"When the drain is only 1/4 inches to 3/8 inches lower than the furthest point of standing water, which is 12 feet away, you must be very careful to maintain a straight, even, elevation between the two points," VanVelsor says. "Any slight dip will hold water. The use of a straight edge or transit will guide you where you want to be.
"In order to solve that we had to taper the pavement from the drain all the way to 12 feet away. The settlement was deeper near the drain and we added more material there to 3/8 inches or so, then ran a straight edge from the drain to the puddle. We kept checking it with a transit to make sure we were running the water in the right direction."
Van Velsor says it took the infrared crew about 45 minutes from start to finish , using only one piece of equipment, to finish this 12-foot job.
"It would have taken a remove-and-replace crew several hours and a lot more equipment (something to cut the pavement, a backhoe to remove material, a dump truck to put it in and haul it away, and a truck bringing the asphalt). And what you're replacing is brand new asphalt itself so it's really a waste," he says.
"With the infrared method, the color difference of the pavement will blend to a point where it will be almost impossible to see that any work had been done in each area."
Preheating cold pavement extends paving season
In many parts of the United States and Canada, cold weather paving has challenged contractors for years. The trick is at least two-fold. First, the contractor needs to keep the mix hot enough to place and compact; second it helps if the base the hot mix is placed on is warm (or at least not as cold as the air temperature) so the mix bonds well and the paving lasts longer.
Bob Kieswetter, owner, Heat Design Equipment, Kitchener, Ontario, says that while infrared units can't do anything about keeping the mix itself warm, the infrared process can improve base bonding.
"One of the main interests we see in infrared is preheating base course asphalt in cold weather paving," Kieswetter says. "There hasn't been a reasonable solution to that until now."
A recent bridge replacement job in Ontario illustrates the point. A winter failure of The Latchford Bridge on Highway 11, the Trans Canada Highway, required construction of a temporary bailey-type bridge detour over the Montreal River to and from the bridge that needed to last until the main bridge could be repaired in the spring. General contractor Aecon Construction Ltd. and paving contractor Miller Paving Ltd. constructed the detour and placed granular base asphalt in–4 degrees F conditions.

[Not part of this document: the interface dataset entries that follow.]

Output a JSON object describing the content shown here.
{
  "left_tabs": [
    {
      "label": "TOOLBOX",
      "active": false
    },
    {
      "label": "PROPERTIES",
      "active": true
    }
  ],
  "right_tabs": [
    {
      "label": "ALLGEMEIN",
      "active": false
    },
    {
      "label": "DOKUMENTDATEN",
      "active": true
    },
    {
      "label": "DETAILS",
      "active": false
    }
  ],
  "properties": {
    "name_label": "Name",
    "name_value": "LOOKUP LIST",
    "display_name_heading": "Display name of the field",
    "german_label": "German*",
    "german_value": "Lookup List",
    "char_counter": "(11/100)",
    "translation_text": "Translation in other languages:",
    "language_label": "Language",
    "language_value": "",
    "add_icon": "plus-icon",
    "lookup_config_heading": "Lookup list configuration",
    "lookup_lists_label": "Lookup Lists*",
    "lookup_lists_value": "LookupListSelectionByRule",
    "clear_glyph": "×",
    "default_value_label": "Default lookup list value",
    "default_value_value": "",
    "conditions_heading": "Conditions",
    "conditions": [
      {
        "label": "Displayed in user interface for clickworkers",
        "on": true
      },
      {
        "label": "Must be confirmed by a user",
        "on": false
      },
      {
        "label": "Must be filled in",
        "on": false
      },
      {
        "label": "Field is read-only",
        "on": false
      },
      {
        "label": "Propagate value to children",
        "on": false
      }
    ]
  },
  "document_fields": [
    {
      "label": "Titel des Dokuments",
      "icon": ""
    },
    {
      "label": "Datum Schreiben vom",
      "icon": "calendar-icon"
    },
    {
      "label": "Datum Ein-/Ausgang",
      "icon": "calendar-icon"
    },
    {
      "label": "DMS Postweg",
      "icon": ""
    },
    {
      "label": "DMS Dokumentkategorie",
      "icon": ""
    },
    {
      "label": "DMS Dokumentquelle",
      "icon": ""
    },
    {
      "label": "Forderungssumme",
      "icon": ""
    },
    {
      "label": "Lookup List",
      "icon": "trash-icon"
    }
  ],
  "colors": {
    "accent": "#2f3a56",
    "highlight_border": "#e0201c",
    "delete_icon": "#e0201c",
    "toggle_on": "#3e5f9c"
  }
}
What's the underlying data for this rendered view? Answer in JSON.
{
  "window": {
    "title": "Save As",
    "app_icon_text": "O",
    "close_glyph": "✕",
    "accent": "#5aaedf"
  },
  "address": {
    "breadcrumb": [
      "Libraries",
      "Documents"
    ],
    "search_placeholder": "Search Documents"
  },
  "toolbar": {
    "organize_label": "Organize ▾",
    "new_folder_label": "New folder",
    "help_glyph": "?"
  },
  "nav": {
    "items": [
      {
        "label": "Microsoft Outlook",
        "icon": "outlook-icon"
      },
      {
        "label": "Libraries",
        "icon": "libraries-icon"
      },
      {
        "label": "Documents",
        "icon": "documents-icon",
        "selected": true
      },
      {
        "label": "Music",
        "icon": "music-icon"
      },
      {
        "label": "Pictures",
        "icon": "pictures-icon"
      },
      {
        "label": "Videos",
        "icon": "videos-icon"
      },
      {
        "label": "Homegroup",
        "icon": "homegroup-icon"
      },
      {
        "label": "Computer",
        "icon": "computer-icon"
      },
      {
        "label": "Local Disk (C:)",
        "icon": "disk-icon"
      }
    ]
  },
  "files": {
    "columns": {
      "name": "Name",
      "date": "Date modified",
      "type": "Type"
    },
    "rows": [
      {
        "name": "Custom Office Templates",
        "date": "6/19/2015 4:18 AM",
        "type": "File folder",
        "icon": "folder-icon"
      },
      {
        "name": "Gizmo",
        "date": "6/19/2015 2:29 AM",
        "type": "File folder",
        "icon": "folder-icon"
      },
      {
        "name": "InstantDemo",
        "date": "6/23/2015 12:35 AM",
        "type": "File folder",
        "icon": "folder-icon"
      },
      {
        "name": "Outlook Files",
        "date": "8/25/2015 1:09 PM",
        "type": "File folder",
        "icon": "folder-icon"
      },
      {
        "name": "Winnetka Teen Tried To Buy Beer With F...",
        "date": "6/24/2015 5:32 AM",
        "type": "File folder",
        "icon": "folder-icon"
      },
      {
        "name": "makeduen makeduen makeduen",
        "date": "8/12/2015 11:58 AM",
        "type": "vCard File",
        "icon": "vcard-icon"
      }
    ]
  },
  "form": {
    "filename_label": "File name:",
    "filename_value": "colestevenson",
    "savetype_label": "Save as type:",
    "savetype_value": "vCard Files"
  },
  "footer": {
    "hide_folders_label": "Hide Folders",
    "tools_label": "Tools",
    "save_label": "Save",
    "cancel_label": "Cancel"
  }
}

"This job is an extreme example of winter pavement construction," Kieswetter says. "It was severe freezing weather but it was an emergency."
In order to apply the surface course, Kieswetter says the municipality in its bid specified that the base had to be preheated to ensure the bond to the base.
"The bond was a concern on the part of the municipality, that because the paving was being done in such cold weather that it wouldn't hold up," he says.
He says in a typical paving spec the ambient air temperature must be 50 degrees F and rising before paving can take place.
"But now we're looking at specs that require preheating of base asphalt," he says.
He says many government bodies are specifying preheating of the asphalt if the base asphalt is below a specific temperature, and most of the specs do not allow open flames.
"This is extreme winter paving," Kieswetter says. "With many contractors now extending their construction schedules into early winter, infrared preheating of pavement can really help."
Kieswetter says that in the past using infrared to preheat a surface in such cold weather would have been more difficult and more expensive. He says some jobs tried hot in-place recycling pre-heaters to get some of the same benefits, but hot in-place recycling often involves a large train, making it hard to move and expensive to mobilize.
"But infrared equipment has developed quite a bit so it's fast enough now and certainly feasible to do this," he says. "Infrared equipment is getting larger and more efficient than older infrared equipment, and it's also much more mobile. So the process is less expensive than it used to be and easier to move the equipment around."